Would you like to know more about the Responsible Sensing Lab? Visit 'Senses of Amsterdam' in the exhibition Project Tomorrow, in The Studio of NEMO. Here you can see the Senses of Amsterdam which is an interactive installation about the sensors in the city.
The Responsible Sensing Lab is a collaboration between AMS Institute and Gemeente Amsterdam
“By researching the Shuttercam project, it became clear that it is important to do further research on how to communicate the purpose of sensors to the public. This insight has shown the Responsible Sensing Lab that there is a need to address questions regarding who is collecting the data, what exactly is collected and for what purposes.”

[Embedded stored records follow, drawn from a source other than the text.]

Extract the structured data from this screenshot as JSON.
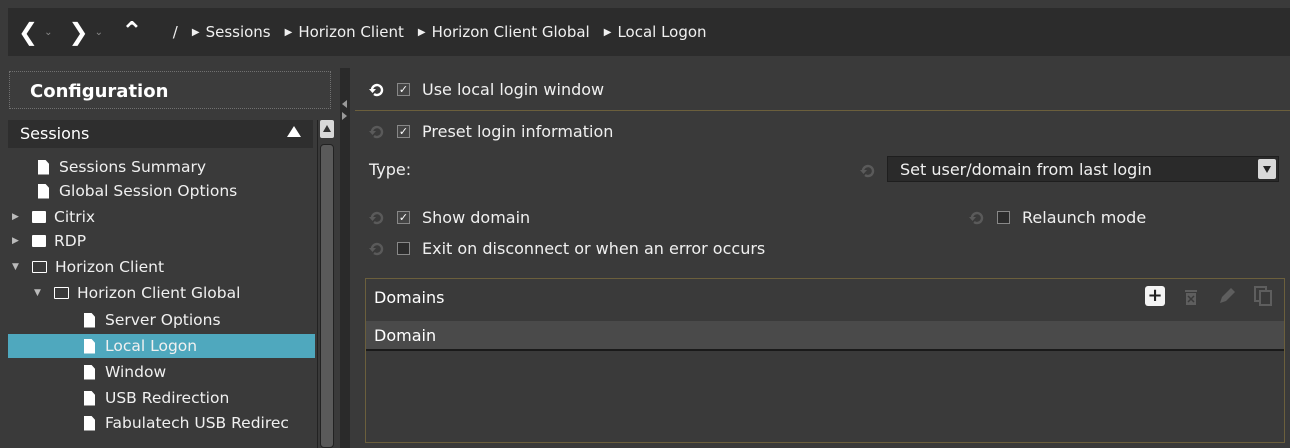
{
  "nav": {
    "back_label": "❮",
    "forward_label": "❯",
    "up_label": "⌃",
    "dropdown_glyph": "⌄",
    "root": "/"
  },
  "breadcrumbs": [
    "Sessions",
    "Horizon Client",
    "Horizon Client Global",
    "Local Logon"
  ],
  "sidebar": {
    "title": "Configuration",
    "section": "Sessions",
    "items": [
      {
        "label": "Sessions Summary",
        "icon": "file-icon"
      },
      {
        "label": "Global Session Options",
        "icon": "file-icon"
      },
      {
        "label": "Citrix",
        "icon": "folder-icon"
      },
      {
        "label": "RDP",
        "icon": "folder-icon"
      },
      {
        "label": "Horizon Client",
        "icon": "folder-open-icon"
      },
      {
        "label": "Horizon Client Global",
        "icon": "folder-open-icon"
      },
      {
        "label": "Server Options",
        "icon": "file-icon"
      },
      {
        "label": "Local Logon",
        "icon": "file-icon",
        "selected": true
      },
      {
        "label": "Window",
        "icon": "file-icon"
      },
      {
        "label": "USB Redirection",
        "icon": "file-icon"
      },
      {
        "label": "Fabulatech USB Redirec",
        "icon": "file-icon"
      }
    ]
  },
  "settings": {
    "use_local_login": {
      "label": "Use local login window",
      "checked": true
    },
    "preset_login": {
      "label": "Preset login information",
      "checked": true
    },
    "type_label": "Type:",
    "type_value": "Set user/domain from last login",
    "show_domain": {
      "label": "Show domain",
      "checked": true
    },
    "relaunch_mode": {
      "label": "Relaunch mode",
      "checked": false
    },
    "exit_on_disconnect": {
      "label": "Exit on disconnect or when an error occurs",
      "checked": false
    }
  },
  "domains": {
    "title": "Domains",
    "column": "Domain",
    "rows": []
  },
  "colors": {
    "selection": "#4fa8be",
    "background": "#3a3a3a",
    "topbar": "#2c2c2c",
    "separator": "#6b5f3c"
  }
}
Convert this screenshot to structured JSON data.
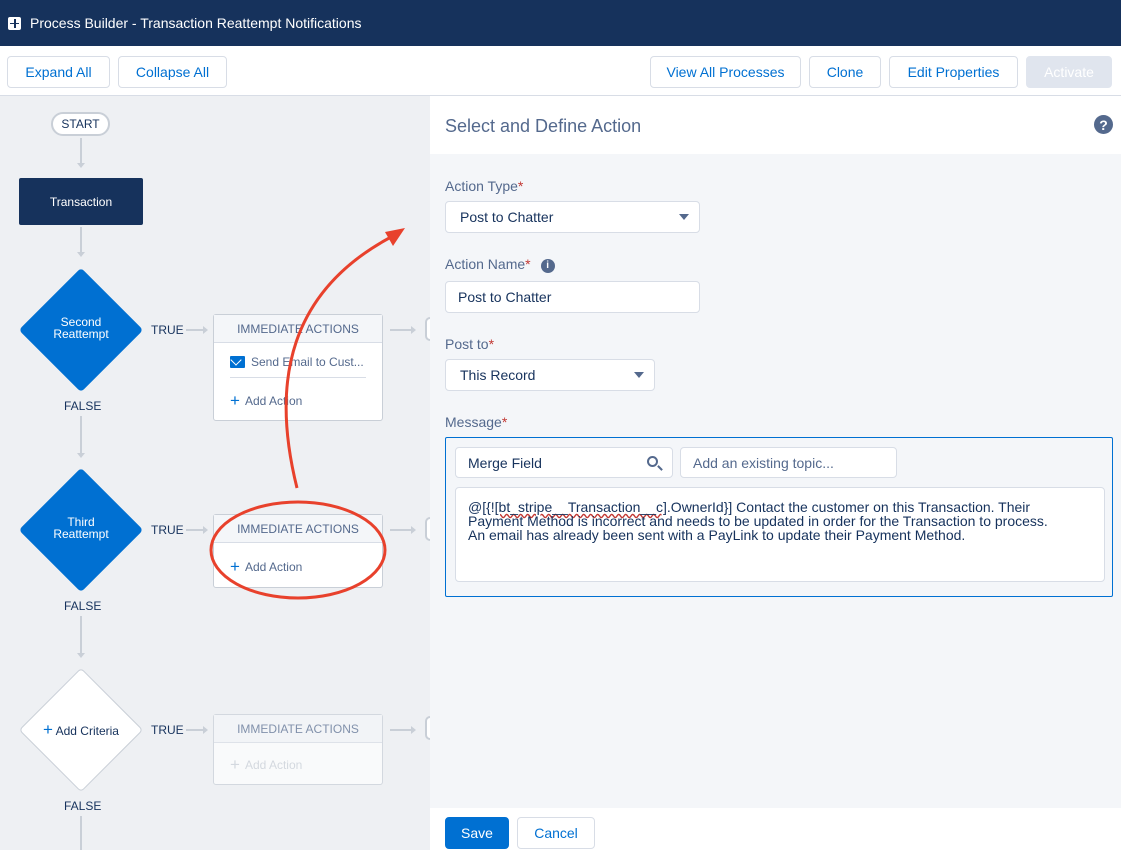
{
  "titlebar": {
    "title": "Process Builder - Transaction Reattempt Notifications"
  },
  "toolbar": {
    "expand_all": "Expand All",
    "collapse_all": "Collapse All",
    "view_all_processes": "View All Processes",
    "clone": "Clone",
    "edit_properties": "Edit Properties",
    "activate": "Activate"
  },
  "canvas": {
    "start": "START",
    "object": "Transaction",
    "criteria": [
      {
        "label_1": "Second",
        "label_2": "Reattempt",
        "true": "TRUE",
        "false": "FALSE",
        "actions_header": "IMMEDIATE ACTIONS",
        "action_1": "Send Email to Cust...",
        "add_action": "Add Action"
      },
      {
        "label_1": "Third",
        "label_2": "Reattempt",
        "true": "TRUE",
        "false": "FALSE",
        "actions_header": "IMMEDIATE ACTIONS",
        "add_action": "Add Action"
      },
      {
        "label": "Add Criteria",
        "true": "TRUE",
        "false": "FALSE",
        "actions_header": "IMMEDIATE ACTIONS",
        "add_action": "Add Action"
      }
    ]
  },
  "panel": {
    "title": "Select and Define Action",
    "action_type_label": "Action Type",
    "action_type_value": "Post to Chatter",
    "action_name_label": "Action Name",
    "action_name_value": "Post to Chatter",
    "post_to_label": "Post to",
    "post_to_value": "This Record",
    "message_label": "Message",
    "merge_field_placeholder": "Merge Field",
    "topic_placeholder": "Add an existing topic...",
    "message_line_1": "@[{!",
    "message_token": "[bt_stripe__Transaction__c]",
    "message_line_1_rest": ".OwnerId}] Contact the customer on this Transaction. Their",
    "message_line_2": "Payment Method is incorrect and needs to be updated in order for the Transaction to process.",
    "message_line_3": "An email has already been sent with a PayLink to update their Payment Method.",
    "save": "Save",
    "cancel": "Cancel"
  },
  "colors": {
    "navy": "#16325c",
    "brand": "#0070d2",
    "annotation": "#e8412c"
  }
}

The Husky is a mobile robot platform that help us evoke and understand the reactions of people against sidewalk robots. The main question of the project is: how can we design the behaviours of robots such that they are at home in our cities? The project will generate new insights in the potential of sidewalk robots, and the specific challenges they need to overcome to become embedded in the city. The interaction of humans with robots is the centralized topic in the project.
Exited things are coming for the Husky because multiple master theses are currently being written about the project which will add great value to the overall research.
If you are lucky, you will spot the Husky roaming around at Marineterrein Amsterdam, mostly on Fridays.
But why are such robots great value to a society, especially in metropolitan area’s? We asked Project Lead Jered Vroon to tell us more during an interview. Here he explains the functionalities, benefits, challenges and future goals of the project. This interview will be published soon.
The Husky project is an idea from Delft University of Technology
“While roaming with the Husky on Marineterrein, people are reacting to the robot in a surprisingly natural way. We are curious to learn more about the interaction between humans and robots.”
Social Interaction Dynamics